Oklahoma legislature distorts U.S. history



The word “American” has different connotations and meanings depending on who you ask. Some people hear “American” and it brings words like “freedom” and “liberty” to mind. For others, “imperialism” and “oppression” come to mind.

Regardless, an accurate representation of history is instrumental in ensuring that our society and government do not repeat the same mistakes that led to the marginalization and discrimination of other people.

When it comes to “American History,” legislators have to put aside their own desires and biases to ensure that the whole truth is taught to students — not a modified and skewed portrayal of the events that shaped the U.S.

Oklahoma legislators recently passed a bill that rejects the College Board course of AP U.S. History, which is accredited by many U.S. colleges and universities. In addition, the standards they proposed for the curriculum lack diversity in the topics that should be covered as well as the points of view that should be included in a U.S. History course.

The bill, HB 1380, reads, “By the 2015-2016 school year, the State Board of Education (of Oklahoma) shall identify and adopt a United States History program and corresponding test which school districts shall offer in lieu of the Advanced Placement United States History course and test offered by the College Board.”

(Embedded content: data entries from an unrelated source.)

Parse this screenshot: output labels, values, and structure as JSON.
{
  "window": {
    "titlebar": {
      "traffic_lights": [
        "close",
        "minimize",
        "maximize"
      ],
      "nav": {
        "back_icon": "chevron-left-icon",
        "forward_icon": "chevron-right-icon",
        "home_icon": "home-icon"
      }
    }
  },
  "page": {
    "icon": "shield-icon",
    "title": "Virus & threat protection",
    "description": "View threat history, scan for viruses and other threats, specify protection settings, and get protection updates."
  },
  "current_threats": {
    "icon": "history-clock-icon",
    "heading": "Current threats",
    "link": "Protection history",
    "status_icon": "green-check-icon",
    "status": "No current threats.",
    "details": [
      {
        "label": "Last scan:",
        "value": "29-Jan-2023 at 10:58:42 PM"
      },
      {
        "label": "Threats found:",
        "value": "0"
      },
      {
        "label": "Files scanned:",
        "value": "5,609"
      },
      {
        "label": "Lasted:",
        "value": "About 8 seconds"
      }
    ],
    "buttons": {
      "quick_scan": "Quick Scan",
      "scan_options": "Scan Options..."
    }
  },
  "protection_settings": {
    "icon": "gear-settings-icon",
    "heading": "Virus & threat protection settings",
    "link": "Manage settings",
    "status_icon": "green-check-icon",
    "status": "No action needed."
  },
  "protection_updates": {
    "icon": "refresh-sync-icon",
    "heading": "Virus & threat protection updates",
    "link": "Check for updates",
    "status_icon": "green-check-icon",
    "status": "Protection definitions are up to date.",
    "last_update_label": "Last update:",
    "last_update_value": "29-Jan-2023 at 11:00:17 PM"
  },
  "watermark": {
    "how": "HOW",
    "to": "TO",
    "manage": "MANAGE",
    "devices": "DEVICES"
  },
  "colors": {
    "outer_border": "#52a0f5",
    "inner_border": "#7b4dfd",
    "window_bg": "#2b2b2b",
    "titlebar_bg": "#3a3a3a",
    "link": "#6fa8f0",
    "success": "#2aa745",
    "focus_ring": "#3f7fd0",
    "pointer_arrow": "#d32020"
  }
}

My initial question with this kind of bill is that if you try to make a state-specific standard that varies from the commonly accepted standard for not only U.S. colleges and universities, but also international schools, will the class be of any use when it comes to applying for college?

If not, then was this bill created with students’ interests in mind or the personal interests and beliefs of the authors?

In the bill they outline “foundational and historical documents” that “shall form the base level of academic content” taught in all their U.S. History courses, including the first Inaugural Address made by Ronald Reagan, the 40th Anniversary of D-Day speech made by Reagan and the Brandenburg Gate speech made by Reagan.

While I don’t doubt that these particular documents can be used to teach students valuable points about U.S. history, I find it odd that three speeches were chosen from this particular president and no documents about the initial European landings in the Americas, or “How to kill millions of people with disease and advanced weaponry 101,” as I like to call it, were chosen.

Also neglected, unspecified or lacking an adequate presence on the list: the deaths and forced removal of millions of Native Americans in the early American territories, the use of slaves to support the agricultural industry and altogether the disenfranchisement of African-Americans, religious persecution and inequality in American society (Puritan roots, and the discussion of separation of church and state), gender inequality, economic inequality, and the mention of important international affairs (i.e. the Iran-Contra Affair, the Vietnam War, the Korean War and all the conflict in the Middle East).

If the list they provide in the bill is an abridged version of what will actually be the foundation of the course they create, then that might assuage my nerves.

But if this is the extent of what they are encouraging their already underpaid teachers to teach, then I fear for the students that must make do on this education.